St. George, Utah (KSL) — The start of the new year often has people flocking to the gym to stay on top of their workout goals, but some of the most valuable exercises don’t happen in the gym.
One St. George woman is setting new goals to enhance her brain fitness.
Health is always on the forefront of 68-year-old Jane Stoughton’s mind. She moved from Wyoming to sunny St. George for the outdoor activities the weather offers like walking and hiking.
There’s more to it than meets the eye, however. She recently learned the brain starts to shrink when someone stops learning. Upon hearing this Stoughton thought, “Whoa, I gotta get some classes going here.”
She enrolled in Intermountain Healthcare’s Brain Fitness class at Dixie Regional Medical Center. Body/mind specialist Hannah Rothlin said there is a rising number of baby boomers developing dementia and Alzheimer’s disease. She said brain disease is becoming one of the most progressive diseases in America.
Rothlin said many experience challenges with memory over time. “And that can be very frustrating as we age,” she said.
Rothlin said studies show we can slow down the process of memory loss. “But there are many studies our program is based on research that shows that we can slow down the progression,” she said. “It’s so important to start early.”

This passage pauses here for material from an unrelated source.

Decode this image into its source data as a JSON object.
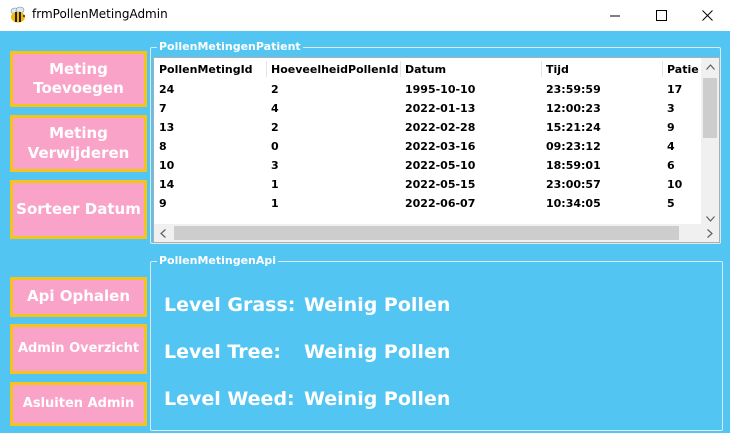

The program is based on preventative care to keep the brains of midlife and older adults healthy and strong. Rothlin said the lessons are based on 12 various topics like how to exercise, manage stress, eat healthy and develop social connections.
“Social health is considered really important for brain health and interaction because older adults can get isolated,” Rothlin said
Rothlin said a few practical changes could make a big difference. Stoughton is developing new hobbies like learning how to use a digital camera. “So that’s a challenge and it’s something I’m interested in,” Stoughton said of her new interest.
She is also practicing mindfulness as part of the curriculum. Stoughton participates in guided meditation led by Rothlin.
“My expertise is to teach the participants various forms of breathing exercises, visualization, (and) various meditation practices so that they can really work on a daily basis to keep their stress level under control,” Rothlin explained.
Rothlin said stress can be damaging to brain function if unmanaged. She said the class is designed for healthy individuals who want to preserve their memory.
Stoughton said she is benefitting from the sessions.
“Look at the scenery, be aware of things around me, and it calms me down and also makes me better just a better human being,” she said.
Stoughton said she thinks the class is something everyone should be taking and should start as early as kindergartens. She wants to do everything she can to stay healthy, and to “be [a] benefit to moving, to walking, to staying aware, and to also engage,” she said.
Rothlin said the program is a seven-week course unique to the Live Well Center in St. George. She encourages all adults to start adopting a brain-healthy lifestyle early in life.
For more information or to sign up for the program, visit Dixie Regional Medical Center’s website.